● **PROBLEM STATEMENT**: Your output should be the listing itself, repeated exactly.

::::

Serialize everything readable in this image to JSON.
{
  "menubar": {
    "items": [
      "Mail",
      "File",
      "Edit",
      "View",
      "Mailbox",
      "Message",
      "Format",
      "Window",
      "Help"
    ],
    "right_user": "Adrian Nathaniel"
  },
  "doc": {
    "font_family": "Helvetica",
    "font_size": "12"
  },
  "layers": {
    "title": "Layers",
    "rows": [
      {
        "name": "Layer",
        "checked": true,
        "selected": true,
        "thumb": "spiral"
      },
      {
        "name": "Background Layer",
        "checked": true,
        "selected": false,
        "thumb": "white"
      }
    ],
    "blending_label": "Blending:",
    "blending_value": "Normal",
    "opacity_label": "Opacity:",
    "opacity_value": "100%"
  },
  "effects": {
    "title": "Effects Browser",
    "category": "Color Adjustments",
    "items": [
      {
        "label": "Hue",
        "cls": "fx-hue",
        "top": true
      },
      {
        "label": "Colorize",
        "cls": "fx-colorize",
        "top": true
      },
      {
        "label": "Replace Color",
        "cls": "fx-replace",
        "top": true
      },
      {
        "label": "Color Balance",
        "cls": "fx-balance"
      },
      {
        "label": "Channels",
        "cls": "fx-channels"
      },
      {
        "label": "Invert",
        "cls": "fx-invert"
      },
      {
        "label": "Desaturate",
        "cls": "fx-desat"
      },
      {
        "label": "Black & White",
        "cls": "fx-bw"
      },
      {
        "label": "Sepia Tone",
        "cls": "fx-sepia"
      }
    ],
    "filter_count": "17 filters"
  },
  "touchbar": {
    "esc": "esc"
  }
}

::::

● **EXERCISE OUTPUT**:
Serialize everything readable in this image to JSON.
{
  "menubar": {
    "items": [
      "Mail",
      "File",
      "Edit",
      "View",
      "Mailbox",
      "Message",
      "Format",
      "Window",
      "Help"
    ],
    "right_user": "Adrian Nathaniel"
  },
  "doc": {
    "font_family": "Helvetica",
    "font_size": "12"
  },
  "layers": {
    "title": "Layers",
    "rows": [
      {
        "name": "Layer",
        "checked": true,
        "selected": true,
        "thumb": "spiral"
      },
      {
        "name": "Background Layer",
        "checked": true,
        "selected": false,
        "thumb": "white"
      }
    ],
    "blending_label": "Blending:",
    "blending_value": "Normal",
    "opacity_label": "Opacity:",
    "opacity_value": "100%"
  },
  "effects": {
    "title": "Effects Browser",
    "category": "Color Adjustments",
    "items": [
      {
        "label": "Hue",
        "cls": "fx-hue",
        "top": true
      },
      {
        "label": "Colorize",
        "cls": "fx-colorize",
        "top": true
      },
      {
        "label": "Replace Color",
        "cls": "fx-replace",
        "top": true
      },
      {
        "label": "Color Balance",
        "cls": "fx-balance"
      },
      {
        "label": "Channels",
        "cls": "fx-channels"
      },
      {
        "label": "Invert",
        "cls": "fx-invert"
      },
      {
        "label": "Desaturate",
        "cls": "fx-desat"
      },
      {
        "label": "Black & White",
        "cls": "fx-bw"
      },
      {
        "label": "Sepia Tone",
        "cls": "fx-sepia"
      }
    ],
    "filter_count": "17 filters"
  },
  "touchbar": {
    "esc": "esc"
  }
}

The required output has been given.